# Work item
Go through the records below and report each line with "JSON" in it.

# Recorded information
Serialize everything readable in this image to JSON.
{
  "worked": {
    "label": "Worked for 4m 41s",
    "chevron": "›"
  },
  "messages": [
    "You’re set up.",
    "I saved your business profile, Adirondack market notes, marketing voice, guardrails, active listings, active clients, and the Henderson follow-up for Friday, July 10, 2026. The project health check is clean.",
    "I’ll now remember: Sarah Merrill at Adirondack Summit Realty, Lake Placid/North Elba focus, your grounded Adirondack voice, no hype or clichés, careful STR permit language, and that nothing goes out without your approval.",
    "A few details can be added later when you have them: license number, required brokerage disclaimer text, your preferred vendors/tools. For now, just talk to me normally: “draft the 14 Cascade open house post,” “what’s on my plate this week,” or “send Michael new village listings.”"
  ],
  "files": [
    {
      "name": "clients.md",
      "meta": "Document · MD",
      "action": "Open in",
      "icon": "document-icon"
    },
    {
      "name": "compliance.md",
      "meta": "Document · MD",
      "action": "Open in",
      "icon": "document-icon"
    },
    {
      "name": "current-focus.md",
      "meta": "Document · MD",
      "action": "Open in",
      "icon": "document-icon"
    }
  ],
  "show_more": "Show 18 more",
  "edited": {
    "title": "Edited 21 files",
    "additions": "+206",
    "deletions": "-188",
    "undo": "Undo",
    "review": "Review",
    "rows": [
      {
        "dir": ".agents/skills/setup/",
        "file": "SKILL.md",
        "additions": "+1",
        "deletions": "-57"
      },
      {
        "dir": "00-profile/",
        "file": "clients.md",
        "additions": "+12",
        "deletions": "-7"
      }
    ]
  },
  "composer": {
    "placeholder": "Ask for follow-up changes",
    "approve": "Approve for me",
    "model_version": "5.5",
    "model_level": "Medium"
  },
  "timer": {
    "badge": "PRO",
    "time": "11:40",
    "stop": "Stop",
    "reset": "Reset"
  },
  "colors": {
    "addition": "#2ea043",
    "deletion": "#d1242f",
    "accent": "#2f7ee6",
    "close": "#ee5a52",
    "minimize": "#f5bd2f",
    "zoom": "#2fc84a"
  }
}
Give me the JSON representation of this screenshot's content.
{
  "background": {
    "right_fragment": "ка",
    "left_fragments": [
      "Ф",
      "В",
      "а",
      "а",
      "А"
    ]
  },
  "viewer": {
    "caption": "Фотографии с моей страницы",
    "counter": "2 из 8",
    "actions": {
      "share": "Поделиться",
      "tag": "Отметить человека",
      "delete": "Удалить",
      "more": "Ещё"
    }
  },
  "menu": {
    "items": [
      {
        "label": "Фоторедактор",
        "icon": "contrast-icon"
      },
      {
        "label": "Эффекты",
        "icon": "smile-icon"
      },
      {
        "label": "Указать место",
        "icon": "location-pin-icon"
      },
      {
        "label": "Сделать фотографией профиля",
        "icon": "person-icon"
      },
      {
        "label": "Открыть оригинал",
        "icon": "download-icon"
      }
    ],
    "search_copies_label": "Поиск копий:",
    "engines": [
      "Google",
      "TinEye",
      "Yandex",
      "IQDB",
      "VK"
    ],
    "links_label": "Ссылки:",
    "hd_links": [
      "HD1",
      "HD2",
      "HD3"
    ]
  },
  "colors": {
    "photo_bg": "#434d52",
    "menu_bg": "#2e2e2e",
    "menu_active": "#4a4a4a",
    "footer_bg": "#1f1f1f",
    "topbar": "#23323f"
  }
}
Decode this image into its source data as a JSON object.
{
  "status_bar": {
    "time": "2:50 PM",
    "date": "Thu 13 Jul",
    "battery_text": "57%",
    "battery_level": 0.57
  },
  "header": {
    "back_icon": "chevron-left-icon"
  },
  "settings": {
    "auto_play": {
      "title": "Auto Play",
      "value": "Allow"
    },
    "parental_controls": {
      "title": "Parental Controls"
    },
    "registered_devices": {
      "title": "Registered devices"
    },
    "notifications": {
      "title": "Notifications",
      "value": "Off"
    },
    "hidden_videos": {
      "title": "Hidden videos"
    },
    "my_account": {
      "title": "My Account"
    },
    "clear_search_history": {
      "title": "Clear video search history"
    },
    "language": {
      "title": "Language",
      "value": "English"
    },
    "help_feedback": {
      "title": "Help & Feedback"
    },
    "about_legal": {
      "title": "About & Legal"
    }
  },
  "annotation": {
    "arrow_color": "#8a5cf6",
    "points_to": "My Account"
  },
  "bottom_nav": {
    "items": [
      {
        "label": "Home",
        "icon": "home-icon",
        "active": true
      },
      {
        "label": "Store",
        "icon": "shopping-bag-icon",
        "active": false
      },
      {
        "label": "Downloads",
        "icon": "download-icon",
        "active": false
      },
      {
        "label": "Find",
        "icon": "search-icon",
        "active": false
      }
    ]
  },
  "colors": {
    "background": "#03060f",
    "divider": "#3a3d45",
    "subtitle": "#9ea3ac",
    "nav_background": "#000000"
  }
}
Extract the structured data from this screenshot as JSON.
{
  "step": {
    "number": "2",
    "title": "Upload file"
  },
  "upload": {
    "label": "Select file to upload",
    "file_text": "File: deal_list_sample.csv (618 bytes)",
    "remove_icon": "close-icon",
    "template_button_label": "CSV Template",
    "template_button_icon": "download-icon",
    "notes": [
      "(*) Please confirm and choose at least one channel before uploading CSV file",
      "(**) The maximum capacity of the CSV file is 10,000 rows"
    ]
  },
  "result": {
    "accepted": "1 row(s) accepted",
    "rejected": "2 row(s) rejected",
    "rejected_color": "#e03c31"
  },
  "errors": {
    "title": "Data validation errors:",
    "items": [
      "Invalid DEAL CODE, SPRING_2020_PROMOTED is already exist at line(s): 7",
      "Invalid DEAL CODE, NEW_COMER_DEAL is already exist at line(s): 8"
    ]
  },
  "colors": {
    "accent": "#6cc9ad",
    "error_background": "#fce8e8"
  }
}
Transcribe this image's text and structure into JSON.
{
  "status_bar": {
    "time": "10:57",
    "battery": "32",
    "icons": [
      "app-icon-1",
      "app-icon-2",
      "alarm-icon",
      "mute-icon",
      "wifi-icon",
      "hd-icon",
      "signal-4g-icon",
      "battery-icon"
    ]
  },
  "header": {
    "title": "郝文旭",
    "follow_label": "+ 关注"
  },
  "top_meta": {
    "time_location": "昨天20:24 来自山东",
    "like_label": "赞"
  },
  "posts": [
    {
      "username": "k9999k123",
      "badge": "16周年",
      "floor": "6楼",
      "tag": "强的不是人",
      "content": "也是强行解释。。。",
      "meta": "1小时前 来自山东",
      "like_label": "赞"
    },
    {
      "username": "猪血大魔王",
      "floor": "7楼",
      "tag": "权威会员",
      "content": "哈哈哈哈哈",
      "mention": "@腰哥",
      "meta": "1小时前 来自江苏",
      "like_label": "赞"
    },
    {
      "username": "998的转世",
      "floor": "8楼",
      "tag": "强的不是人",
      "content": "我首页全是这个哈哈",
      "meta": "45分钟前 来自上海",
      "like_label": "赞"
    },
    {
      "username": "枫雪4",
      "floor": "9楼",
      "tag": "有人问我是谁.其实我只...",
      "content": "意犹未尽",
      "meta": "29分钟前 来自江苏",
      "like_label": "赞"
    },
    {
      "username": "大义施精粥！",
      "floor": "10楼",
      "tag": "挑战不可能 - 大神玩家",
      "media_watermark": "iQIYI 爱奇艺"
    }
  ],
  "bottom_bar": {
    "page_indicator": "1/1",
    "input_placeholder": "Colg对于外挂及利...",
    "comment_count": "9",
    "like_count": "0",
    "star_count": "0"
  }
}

# Answer below
Serialize everything readable in this image to JSON.
Give me the JSON representation of this screenshot's content.
Decode this image into its source data as a JSON object.
Extract the structured data from this screenshot as JSON.
Transcribe this image's text and structure into JSON.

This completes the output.